Copy out, from the data, each line containing the string "Organizer".

_Records from a collection:_
_ _ _
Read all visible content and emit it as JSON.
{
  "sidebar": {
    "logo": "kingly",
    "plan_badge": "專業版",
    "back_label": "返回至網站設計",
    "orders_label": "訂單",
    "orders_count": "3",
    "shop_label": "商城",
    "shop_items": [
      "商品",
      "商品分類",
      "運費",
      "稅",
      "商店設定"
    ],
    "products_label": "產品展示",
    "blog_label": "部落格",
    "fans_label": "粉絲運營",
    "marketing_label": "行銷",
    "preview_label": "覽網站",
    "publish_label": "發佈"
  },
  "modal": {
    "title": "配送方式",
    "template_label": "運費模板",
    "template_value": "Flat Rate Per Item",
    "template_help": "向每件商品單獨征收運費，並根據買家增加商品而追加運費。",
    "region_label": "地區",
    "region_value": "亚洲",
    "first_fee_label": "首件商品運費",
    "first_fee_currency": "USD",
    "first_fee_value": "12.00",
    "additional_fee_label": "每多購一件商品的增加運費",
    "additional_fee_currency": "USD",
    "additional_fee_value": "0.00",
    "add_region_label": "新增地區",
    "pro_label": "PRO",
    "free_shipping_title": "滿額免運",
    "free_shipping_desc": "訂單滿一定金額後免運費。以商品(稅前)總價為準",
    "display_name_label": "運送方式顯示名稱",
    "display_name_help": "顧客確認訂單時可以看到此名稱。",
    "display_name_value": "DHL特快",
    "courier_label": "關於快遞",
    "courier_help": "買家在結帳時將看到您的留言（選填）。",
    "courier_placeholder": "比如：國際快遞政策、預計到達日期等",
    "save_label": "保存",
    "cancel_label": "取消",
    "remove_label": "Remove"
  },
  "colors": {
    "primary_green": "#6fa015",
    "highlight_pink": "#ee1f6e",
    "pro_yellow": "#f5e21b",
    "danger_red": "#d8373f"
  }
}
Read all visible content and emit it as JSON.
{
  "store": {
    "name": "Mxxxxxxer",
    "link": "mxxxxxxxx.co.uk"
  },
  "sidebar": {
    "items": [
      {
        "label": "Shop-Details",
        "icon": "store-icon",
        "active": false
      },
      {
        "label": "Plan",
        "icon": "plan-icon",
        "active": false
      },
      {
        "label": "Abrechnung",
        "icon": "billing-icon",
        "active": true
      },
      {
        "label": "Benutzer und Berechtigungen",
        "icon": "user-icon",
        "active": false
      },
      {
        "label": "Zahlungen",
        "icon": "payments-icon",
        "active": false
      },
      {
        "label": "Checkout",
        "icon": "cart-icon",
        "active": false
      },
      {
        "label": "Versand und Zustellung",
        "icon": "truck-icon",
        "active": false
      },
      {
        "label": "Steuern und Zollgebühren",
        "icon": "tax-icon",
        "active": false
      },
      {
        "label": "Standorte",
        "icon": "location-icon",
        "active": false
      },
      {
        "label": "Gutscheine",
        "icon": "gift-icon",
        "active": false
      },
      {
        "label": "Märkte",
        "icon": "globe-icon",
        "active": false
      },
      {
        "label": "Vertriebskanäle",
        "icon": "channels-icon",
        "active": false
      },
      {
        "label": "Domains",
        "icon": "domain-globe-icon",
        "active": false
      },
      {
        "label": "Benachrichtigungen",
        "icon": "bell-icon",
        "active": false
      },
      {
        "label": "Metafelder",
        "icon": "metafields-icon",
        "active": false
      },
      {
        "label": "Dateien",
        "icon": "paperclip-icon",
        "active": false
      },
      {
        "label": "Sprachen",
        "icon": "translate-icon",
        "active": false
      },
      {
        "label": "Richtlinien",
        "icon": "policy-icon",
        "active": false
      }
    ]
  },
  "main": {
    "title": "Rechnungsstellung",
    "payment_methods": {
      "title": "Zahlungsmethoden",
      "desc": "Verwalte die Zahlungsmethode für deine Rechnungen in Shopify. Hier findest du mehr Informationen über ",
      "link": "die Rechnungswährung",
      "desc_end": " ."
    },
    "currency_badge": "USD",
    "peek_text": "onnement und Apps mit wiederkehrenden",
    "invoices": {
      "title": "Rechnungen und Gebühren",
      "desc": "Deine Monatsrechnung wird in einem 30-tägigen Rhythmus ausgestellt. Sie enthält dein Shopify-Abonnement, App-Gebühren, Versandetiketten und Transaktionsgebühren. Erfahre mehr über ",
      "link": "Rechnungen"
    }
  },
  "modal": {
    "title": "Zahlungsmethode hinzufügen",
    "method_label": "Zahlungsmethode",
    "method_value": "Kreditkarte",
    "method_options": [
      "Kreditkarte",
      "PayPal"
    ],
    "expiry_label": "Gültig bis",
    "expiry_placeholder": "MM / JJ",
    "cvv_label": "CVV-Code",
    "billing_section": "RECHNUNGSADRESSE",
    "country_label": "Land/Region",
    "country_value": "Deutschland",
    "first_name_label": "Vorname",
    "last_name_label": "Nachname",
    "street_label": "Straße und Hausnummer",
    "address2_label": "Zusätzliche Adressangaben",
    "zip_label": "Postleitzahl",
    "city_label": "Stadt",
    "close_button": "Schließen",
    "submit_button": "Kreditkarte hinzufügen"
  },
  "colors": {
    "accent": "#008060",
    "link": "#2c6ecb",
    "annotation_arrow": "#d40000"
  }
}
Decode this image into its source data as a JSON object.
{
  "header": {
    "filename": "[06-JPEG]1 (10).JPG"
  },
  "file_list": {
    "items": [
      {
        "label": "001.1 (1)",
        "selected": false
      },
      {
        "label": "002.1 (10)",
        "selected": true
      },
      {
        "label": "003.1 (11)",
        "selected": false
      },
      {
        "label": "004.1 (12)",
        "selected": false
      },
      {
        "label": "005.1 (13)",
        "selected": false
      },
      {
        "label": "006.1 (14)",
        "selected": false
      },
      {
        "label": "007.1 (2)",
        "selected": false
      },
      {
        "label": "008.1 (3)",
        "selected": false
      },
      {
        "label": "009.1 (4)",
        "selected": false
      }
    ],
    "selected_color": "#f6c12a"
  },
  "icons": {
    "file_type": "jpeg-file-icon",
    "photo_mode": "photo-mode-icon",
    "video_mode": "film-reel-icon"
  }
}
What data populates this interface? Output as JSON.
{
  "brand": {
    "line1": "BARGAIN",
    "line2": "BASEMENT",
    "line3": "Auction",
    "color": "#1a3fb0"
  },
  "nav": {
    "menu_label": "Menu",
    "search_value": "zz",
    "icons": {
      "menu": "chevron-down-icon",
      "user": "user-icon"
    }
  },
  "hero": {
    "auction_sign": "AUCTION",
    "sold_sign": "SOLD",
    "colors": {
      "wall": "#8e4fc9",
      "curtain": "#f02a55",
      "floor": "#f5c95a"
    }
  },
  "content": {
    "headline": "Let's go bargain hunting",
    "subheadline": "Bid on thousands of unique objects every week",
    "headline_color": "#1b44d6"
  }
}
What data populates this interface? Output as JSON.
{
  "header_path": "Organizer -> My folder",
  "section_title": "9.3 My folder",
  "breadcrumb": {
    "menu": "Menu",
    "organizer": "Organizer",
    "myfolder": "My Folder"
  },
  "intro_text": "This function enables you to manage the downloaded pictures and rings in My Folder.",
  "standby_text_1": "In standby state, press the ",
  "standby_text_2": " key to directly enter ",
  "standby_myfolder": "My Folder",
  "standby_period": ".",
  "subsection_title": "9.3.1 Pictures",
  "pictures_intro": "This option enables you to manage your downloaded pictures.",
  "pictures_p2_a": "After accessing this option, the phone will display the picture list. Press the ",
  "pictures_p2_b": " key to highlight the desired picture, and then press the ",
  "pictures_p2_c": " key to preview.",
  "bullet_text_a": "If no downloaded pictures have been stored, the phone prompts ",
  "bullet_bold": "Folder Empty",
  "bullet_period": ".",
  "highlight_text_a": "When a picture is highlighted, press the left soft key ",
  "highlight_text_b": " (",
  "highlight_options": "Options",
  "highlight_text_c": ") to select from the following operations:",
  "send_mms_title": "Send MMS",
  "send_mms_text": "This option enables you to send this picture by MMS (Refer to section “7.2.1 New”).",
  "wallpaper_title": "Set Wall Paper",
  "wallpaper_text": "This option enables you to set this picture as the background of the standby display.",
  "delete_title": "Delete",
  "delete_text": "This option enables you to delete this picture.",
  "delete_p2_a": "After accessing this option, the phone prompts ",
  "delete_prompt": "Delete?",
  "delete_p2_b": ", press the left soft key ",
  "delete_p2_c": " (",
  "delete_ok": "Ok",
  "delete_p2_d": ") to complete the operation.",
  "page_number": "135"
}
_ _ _
_Solution to this task:_
  "header_path": "Organizer -> My folder",
    "organizer": "Organizer",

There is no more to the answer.